Examples of where two nodes on top of each other is likely correct:
when the nodes have level or layer tags
situations in indoor mapping
passenger lifts which are part of the pedestrian street network
Also certain data loaded into OSM was ‘noded’ so where any features crossed a node was created in each. The main example is TIGER data in the US, but early imports of shape files often resulted in the same feature. Joining such nodes had undesireable properties (such as allowing routing from a bridge on to the road underneath).
Thanks both. Is there a way of exploding the nodes like you can PowerPoint layers (like this), to inspect each one in turn? Maybe in JOSM?
I’m still on iD and the only way I know is to ‘disconnect’ a node, drag it sideways to inspect it and the one underneath, and then reassemble if necessary. The result is immaterial changes mixed in with the material ones, which have to be uploaded to the database nonetheless.

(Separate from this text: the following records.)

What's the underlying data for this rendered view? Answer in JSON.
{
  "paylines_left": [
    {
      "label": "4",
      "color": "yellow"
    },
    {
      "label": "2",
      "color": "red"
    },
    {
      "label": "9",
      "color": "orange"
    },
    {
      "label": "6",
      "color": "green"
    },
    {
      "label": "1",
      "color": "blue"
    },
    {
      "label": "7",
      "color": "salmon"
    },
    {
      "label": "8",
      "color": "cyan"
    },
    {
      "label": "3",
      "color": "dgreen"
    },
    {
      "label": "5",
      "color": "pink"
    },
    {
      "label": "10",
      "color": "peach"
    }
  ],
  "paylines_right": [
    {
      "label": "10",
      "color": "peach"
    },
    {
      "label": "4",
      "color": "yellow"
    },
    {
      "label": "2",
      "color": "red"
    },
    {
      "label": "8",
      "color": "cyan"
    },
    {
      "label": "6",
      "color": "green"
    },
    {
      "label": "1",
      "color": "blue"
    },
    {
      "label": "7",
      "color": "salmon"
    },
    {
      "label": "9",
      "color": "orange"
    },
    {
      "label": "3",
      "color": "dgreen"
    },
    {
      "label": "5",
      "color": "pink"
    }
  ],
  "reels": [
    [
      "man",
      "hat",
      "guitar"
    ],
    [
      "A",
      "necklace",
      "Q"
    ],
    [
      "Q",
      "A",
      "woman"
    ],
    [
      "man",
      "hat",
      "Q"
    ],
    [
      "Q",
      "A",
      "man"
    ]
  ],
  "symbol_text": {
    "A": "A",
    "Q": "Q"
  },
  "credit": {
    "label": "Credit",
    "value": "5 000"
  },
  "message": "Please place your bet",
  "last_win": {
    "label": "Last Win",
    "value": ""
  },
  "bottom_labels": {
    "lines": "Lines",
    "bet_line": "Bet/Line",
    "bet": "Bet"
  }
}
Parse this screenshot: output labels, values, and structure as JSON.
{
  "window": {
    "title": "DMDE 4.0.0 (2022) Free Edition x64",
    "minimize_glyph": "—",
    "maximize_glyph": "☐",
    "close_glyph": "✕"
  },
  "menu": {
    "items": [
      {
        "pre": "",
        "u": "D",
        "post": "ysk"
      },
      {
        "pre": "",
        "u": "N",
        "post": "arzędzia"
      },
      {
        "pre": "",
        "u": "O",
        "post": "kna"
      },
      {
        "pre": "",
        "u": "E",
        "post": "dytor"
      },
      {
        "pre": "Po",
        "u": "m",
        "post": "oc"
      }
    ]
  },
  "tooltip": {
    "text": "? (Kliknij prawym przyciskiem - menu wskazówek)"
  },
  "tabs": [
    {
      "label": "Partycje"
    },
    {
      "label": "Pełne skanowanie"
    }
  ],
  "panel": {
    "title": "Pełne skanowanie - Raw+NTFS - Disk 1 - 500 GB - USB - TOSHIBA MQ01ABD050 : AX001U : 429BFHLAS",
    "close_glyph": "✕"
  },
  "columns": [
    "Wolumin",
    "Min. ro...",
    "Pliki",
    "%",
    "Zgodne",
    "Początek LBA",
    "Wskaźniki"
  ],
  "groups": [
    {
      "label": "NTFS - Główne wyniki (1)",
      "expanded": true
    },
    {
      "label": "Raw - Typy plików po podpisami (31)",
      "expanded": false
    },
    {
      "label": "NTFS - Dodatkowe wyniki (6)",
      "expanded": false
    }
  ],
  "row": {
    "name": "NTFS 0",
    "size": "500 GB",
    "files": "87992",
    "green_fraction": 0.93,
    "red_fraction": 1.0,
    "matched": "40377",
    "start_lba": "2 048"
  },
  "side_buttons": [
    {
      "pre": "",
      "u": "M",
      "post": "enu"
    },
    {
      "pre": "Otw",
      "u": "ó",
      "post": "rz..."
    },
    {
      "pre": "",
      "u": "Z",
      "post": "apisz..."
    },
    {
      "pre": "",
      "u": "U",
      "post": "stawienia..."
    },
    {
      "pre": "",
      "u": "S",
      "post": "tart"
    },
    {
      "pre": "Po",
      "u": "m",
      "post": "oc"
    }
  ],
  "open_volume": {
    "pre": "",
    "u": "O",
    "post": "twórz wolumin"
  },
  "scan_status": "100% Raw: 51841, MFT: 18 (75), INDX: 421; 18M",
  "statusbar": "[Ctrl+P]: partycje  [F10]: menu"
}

Also iD-related: if a way seems needlessly complicated, I tend to drag one node on top of another, and one of them magically disappears - I assumed it was quietly deleted once merged with its sister, but I’m wondering now if actually I’m piling nodes on top of each other?
Not with that visual effect, but you can use the middle mouse button to select from stacked features in JOSM.
If you want to avoid such immaterial changes in iD, I believe you can undo the action(s) with Ctrl+Z instead of dragging it back by hand after you have inspected the situation.
(In JOSM, this is particularly useful because undo doesn’t change your selection. So if the middle mouse button doesn’t work as well because the nodes have no tags, you can move the nodes apart, select the one you want to delete/edit, use undo to get them back to their original location, and you will still have that node selected. Not sure if that applies to iD as well.)
From what I understand, iD automatically snaps and merges nodes you drag close to each other like that, so it should do what you expected.